● **Instructions to follow**
An exact restatement of the entire listing is needed, excluding all images.

● **Data excerpts**
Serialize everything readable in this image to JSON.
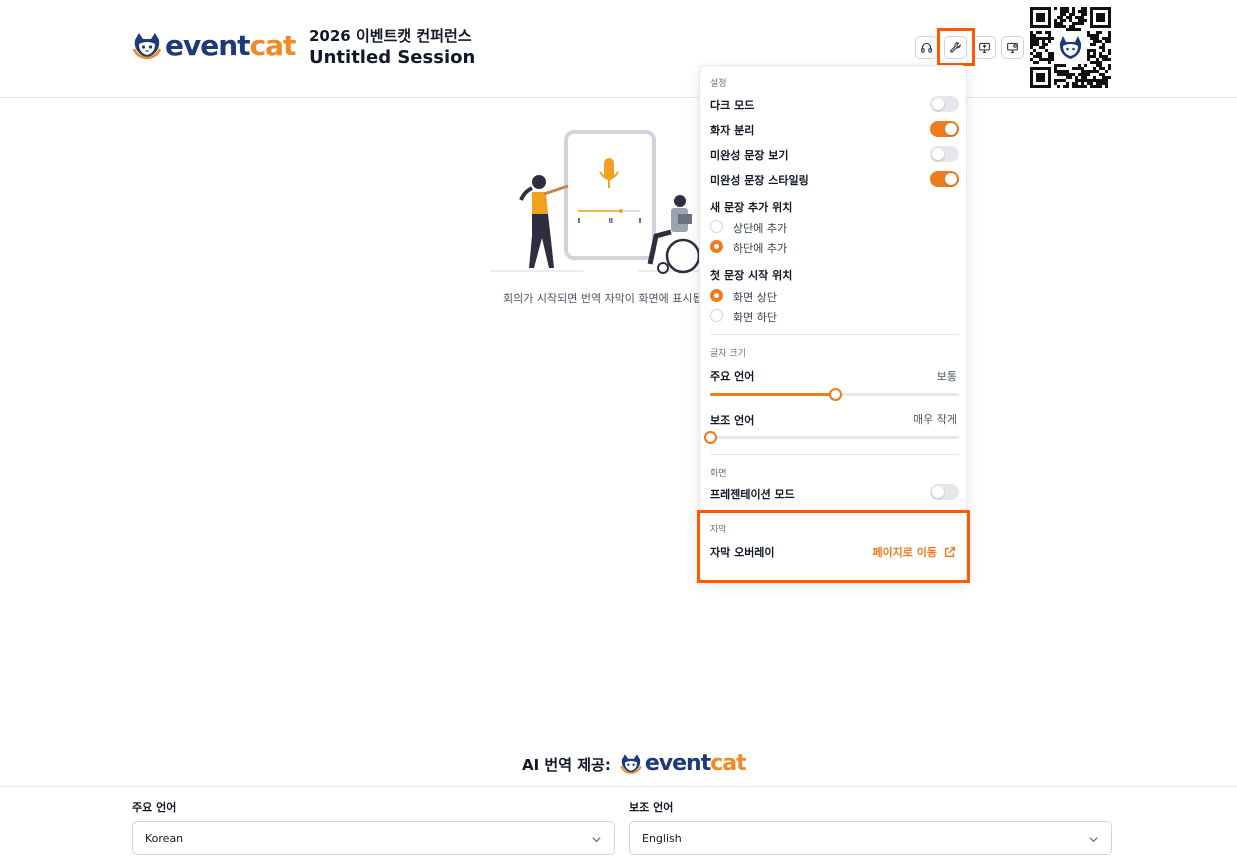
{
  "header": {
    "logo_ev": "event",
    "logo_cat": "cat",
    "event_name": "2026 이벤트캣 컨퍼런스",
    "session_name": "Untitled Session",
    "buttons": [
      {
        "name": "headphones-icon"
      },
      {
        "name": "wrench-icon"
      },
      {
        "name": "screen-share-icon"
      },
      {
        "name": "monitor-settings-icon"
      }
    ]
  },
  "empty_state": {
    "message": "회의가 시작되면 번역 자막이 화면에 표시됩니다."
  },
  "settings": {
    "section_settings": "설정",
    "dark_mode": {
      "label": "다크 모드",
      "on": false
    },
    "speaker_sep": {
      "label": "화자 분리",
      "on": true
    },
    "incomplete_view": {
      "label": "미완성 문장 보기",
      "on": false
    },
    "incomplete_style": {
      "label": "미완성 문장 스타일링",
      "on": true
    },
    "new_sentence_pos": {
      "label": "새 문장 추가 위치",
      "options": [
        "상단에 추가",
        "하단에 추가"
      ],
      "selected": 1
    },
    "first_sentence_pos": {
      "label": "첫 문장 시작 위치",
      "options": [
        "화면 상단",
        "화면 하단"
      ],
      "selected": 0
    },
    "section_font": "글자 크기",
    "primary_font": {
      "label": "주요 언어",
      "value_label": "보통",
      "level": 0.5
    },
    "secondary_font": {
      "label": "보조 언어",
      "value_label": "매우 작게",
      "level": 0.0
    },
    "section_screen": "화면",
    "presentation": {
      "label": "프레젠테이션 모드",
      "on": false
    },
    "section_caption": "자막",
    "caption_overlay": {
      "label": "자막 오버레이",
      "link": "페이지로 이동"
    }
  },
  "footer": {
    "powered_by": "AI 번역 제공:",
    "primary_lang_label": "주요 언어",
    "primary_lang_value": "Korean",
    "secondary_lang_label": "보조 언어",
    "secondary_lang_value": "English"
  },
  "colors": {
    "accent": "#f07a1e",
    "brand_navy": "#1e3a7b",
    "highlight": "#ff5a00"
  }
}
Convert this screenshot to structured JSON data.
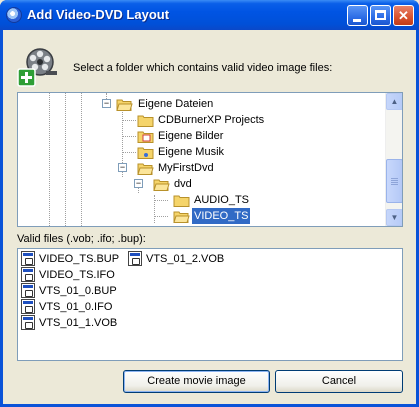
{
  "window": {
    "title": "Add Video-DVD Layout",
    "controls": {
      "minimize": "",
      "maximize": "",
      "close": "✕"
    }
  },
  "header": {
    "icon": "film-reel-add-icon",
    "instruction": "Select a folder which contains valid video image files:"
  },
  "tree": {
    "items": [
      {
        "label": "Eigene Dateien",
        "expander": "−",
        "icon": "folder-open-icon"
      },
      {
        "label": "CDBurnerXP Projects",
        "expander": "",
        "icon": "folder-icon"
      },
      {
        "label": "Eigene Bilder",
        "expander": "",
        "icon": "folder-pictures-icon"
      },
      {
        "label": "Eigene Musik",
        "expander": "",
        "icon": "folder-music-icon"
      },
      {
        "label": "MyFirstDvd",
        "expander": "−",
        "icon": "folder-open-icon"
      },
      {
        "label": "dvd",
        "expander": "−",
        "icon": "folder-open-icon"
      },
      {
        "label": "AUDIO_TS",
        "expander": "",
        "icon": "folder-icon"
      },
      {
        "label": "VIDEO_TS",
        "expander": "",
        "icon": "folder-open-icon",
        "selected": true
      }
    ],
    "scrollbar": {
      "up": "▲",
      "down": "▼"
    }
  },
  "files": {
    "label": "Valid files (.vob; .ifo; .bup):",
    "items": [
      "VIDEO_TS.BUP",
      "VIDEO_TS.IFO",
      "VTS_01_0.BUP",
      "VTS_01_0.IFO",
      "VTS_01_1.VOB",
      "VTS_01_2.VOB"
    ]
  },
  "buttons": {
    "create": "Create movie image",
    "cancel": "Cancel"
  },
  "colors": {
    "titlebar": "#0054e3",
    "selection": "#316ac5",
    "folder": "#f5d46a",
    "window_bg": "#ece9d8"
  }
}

● **Output for this task**
Serialize everything readable in this image to JSON.
{
  "header": {
    "logo_ev": "event",
    "logo_cat": "cat",
    "event_name": "2026 이벤트캣 컨퍼런스",
    "session_name": "Untitled Session",
    "buttons": [
      {
        "name": "headphones-icon"
      },
      {
        "name": "wrench-icon"
      },
      {
        "name": "screen-share-icon"
      },
      {
        "name": "monitor-settings-icon"
      }
    ]
  },
  "empty_state": {
    "message": "회의가 시작되면 번역 자막이 화면에 표시됩니다."
  },
  "settings": {
    "section_settings": "설정",
    "dark_mode": {
      "label": "다크 모드",
      "on": false
    },
    "speaker_sep": {
      "label": "화자 분리",
      "on": true
    },
    "incomplete_view": {
      "label": "미완성 문장 보기",
      "on": false
    },
    "incomplete_style": {
      "label": "미완성 문장 스타일링",
      "on": true
    },
    "new_sentence_pos": {
      "label": "새 문장 추가 위치",
      "options": [
        "상단에 추가",
        "하단에 추가"
      ],
      "selected": 1
    },
    "first_sentence_pos": {
      "label": "첫 문장 시작 위치",
      "options": [
        "화면 상단",
        "화면 하단"
      ],
      "selected": 0
    },
    "section_font": "글자 크기",
    "primary_font": {
      "label": "주요 언어",
      "value_label": "보통",
      "level": 0.5
    },
    "secondary_font": {
      "label": "보조 언어",
      "value_label": "매우 작게",
      "level": 0.0
    },
    "section_screen": "화면",
    "presentation": {
      "label": "프레젠테이션 모드",
      "on": false
    },
    "section_caption": "자막",
    "caption_overlay": {
      "label": "자막 오버레이",
      "link": "페이지로 이동"
    }
  },
  "footer": {
    "powered_by": "AI 번역 제공:",
    "primary_lang_label": "주요 언어",
    "primary_lang_value": "Korean",
    "secondary_lang_label": "보조 언어",
    "secondary_lang_value": "English"
  },
  "colors": {
    "accent": "#f07a1e",
    "brand_navy": "#1e3a7b",
    "highlight": "#ff5a00"
  }
}
Convert this screenshot to structured JSON data.
{
  "window": {
    "title": "Add Video-DVD Layout",
    "controls": {
      "minimize": "",
      "maximize": "",
      "close": "✕"
    }
  },
  "header": {
    "icon": "film-reel-add-icon",
    "instruction": "Select a folder which contains valid video image files:"
  },
  "tree": {
    "items": [
      {
        "label": "Eigene Dateien",
        "expander": "−",
        "icon": "folder-open-icon"
      },
      {
        "label": "CDBurnerXP Projects",
        "expander": "",
        "icon": "folder-icon"
      },
      {
        "label": "Eigene Bilder",
        "expander": "",
        "icon": "folder-pictures-icon"
      },
      {
        "label": "Eigene Musik",
        "expander": "",
        "icon": "folder-music-icon"
      },
      {
        "label": "MyFirstDvd",
        "expander": "−",
        "icon": "folder-open-icon"
      },
      {
        "label": "dvd",
        "expander": "−",
        "icon": "folder-open-icon"
      },
      {
        "label": "AUDIO_TS",
        "expander": "",
        "icon": "folder-icon"
      },
      {
        "label": "VIDEO_TS",
        "expander": "",
        "icon": "folder-open-icon",
        "selected": true
      }
    ],
    "scrollbar": {
      "up": "▲",
      "down": "▼"
    }
  },
  "files": {
    "label": "Valid files (.vob; .ifo; .bup):",
    "items": [
      "VIDEO_TS.BUP",
      "VIDEO_TS.IFO",
      "VTS_01_0.BUP",
      "VTS_01_0.IFO",
      "VTS_01_1.VOB",
      "VTS_01_2.VOB"
    ]
  },
  "buttons": {
    "create": "Create movie image",
    "cancel": "Cancel"
  },
  "colors": {
    "titlebar": "#0054e3",
    "selection": "#316ac5",
    "folder": "#f5d46a",
    "window_bg": "#ece9d8"
  }
}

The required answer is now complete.